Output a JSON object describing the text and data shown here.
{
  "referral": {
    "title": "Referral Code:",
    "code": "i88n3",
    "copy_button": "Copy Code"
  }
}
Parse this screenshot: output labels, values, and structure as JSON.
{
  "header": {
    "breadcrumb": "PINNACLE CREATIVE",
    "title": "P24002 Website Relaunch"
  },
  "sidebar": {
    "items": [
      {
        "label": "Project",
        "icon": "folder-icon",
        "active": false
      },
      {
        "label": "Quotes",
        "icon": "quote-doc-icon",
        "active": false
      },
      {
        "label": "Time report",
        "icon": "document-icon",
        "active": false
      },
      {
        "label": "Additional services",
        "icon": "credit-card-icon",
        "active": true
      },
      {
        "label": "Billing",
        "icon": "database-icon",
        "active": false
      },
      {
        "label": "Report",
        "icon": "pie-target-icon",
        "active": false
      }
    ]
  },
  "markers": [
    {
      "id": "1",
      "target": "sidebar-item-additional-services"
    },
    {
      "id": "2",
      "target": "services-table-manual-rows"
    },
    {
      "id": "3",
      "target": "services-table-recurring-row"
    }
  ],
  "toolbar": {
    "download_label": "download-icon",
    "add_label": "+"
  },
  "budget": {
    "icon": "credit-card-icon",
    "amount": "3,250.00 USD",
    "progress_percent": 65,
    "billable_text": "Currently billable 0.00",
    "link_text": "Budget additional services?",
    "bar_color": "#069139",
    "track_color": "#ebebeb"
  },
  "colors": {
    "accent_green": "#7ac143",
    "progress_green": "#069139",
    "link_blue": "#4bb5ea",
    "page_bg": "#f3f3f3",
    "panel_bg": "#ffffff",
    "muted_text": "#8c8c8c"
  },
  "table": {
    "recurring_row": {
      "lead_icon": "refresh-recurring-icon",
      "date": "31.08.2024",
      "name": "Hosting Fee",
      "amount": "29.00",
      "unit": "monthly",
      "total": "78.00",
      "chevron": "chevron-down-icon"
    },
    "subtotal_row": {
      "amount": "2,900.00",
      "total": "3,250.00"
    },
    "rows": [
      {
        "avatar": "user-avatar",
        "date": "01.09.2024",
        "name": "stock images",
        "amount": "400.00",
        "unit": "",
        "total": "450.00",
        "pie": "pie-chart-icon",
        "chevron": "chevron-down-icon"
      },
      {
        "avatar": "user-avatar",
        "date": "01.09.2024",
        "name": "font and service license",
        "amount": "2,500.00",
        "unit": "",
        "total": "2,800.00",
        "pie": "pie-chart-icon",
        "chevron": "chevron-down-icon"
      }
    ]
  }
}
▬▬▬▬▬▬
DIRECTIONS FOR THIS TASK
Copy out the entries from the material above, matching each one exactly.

TASK ANSWER
Output a JSON object describing the text and data shown here.
{
  "referral": {
    "title": "Referral Code:",
    "code": "i88n3",
    "copy_button": "Copy Code"
  }
}
Parse this screenshot: output labels, values, and structure as JSON.
{
  "header": {
    "breadcrumb": "PINNACLE CREATIVE",
    "title": "P24002 Website Relaunch"
  },
  "sidebar": {
    "items": [
      {
        "label": "Project",
        "icon": "folder-icon",
        "active": false
      },
      {
        "label": "Quotes",
        "icon": "quote-doc-icon",
        "active": false
      },
      {
        "label": "Time report",
        "icon": "document-icon",
        "active": false
      },
      {
        "label": "Additional services",
        "icon": "credit-card-icon",
        "active": true
      },
      {
        "label": "Billing",
        "icon": "database-icon",
        "active": false
      },
      {
        "label": "Report",
        "icon": "pie-target-icon",
        "active": false
      }
    ]
  },
  "markers": [
    {
      "id": "1",
      "target": "sidebar-item-additional-services"
    },
    {
      "id": "2",
      "target": "services-table-manual-rows"
    },
    {
      "id": "3",
      "target": "services-table-recurring-row"
    }
  ],
  "toolbar": {
    "download_label": "download-icon",
    "add_label": "+"
  },
  "budget": {
    "icon": "credit-card-icon",
    "amount": "3,250.00 USD",
    "progress_percent": 65,
    "billable_text": "Currently billable 0.00",
    "link_text": "Budget additional services?",
    "bar_color": "#069139",
    "track_color": "#ebebeb"
  },
  "colors": {
    "accent_green": "#7ac143",
    "progress_green": "#069139",
    "link_blue": "#4bb5ea",
    "page_bg": "#f3f3f3",
    "panel_bg": "#ffffff",
    "muted_text": "#8c8c8c"
  },
  "table": {
    "recurring_row": {
      "lead_icon": "refresh-recurring-icon",
      "date": "31.08.2024",
      "name": "Hosting Fee",
      "amount": "29.00",
      "unit": "monthly",
      "total": "78.00",
      "chevron": "chevron-down-icon"
    },
    "subtotal_row": {
      "amount": "2,900.00",
      "total": "3,250.00"
    },
    "rows": [
      {
        "avatar": "user-avatar",
        "date": "01.09.2024",
        "name": "stock images",
        "amount": "400.00",
        "unit": "",
        "total": "450.00",
        "pie": "pie-chart-icon",
        "chevron": "chevron-down-icon"
      },
      {
        "avatar": "user-avatar",
        "date": "01.09.2024",
        "name": "font and service license",
        "amount": "2,500.00",
        "unit": "",
        "total": "2,800.00",
        "pie": "pie-chart-icon",
        "chevron": "chevron-down-icon"
      }
    ]
  }
}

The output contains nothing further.